(Beginning of Data supplied)
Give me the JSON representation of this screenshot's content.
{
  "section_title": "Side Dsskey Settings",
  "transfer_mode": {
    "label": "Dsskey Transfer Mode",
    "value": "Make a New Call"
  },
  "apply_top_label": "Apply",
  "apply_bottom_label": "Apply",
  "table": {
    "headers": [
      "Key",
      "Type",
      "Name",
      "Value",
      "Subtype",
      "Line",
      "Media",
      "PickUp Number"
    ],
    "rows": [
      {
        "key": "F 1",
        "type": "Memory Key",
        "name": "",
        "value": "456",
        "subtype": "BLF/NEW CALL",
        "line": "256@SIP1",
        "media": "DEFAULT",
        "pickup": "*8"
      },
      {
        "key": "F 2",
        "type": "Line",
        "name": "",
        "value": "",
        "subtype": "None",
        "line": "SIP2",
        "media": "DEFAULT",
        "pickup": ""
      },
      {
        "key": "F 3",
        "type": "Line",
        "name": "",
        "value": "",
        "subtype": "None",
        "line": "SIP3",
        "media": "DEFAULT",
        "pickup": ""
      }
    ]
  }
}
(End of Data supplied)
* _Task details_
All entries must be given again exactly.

* _Task answer_
Give me the JSON representation of this screenshot's content.
{
  "section_title": "Side Dsskey Settings",
  "transfer_mode": {
    "label": "Dsskey Transfer Mode",
    "value": "Make a New Call"
  },
  "apply_top_label": "Apply",
  "apply_bottom_label": "Apply",
  "table": {
    "headers": [
      "Key",
      "Type",
      "Name",
      "Value",
      "Subtype",
      "Line",
      "Media",
      "PickUp Number"
    ],
    "rows": [
      {
        "key": "F 1",
        "type": "Memory Key",
        "name": "",
        "value": "456",
        "subtype": "BLF/NEW CALL",
        "line": "256@SIP1",
        "media": "DEFAULT",
        "pickup": "*8"
      },
      {
        "key": "F 2",
        "type": "Line",
        "name": "",
        "value": "",
        "subtype": "None",
        "line": "SIP2",
        "media": "DEFAULT",
        "pickup": ""
      },
      {
        "key": "F 3",
        "type": "Line",
        "name": "",
        "value": "",
        "subtype": "None",
        "line": "SIP3",
        "media": "DEFAULT",
        "pickup": ""
      }
    ]
  }
}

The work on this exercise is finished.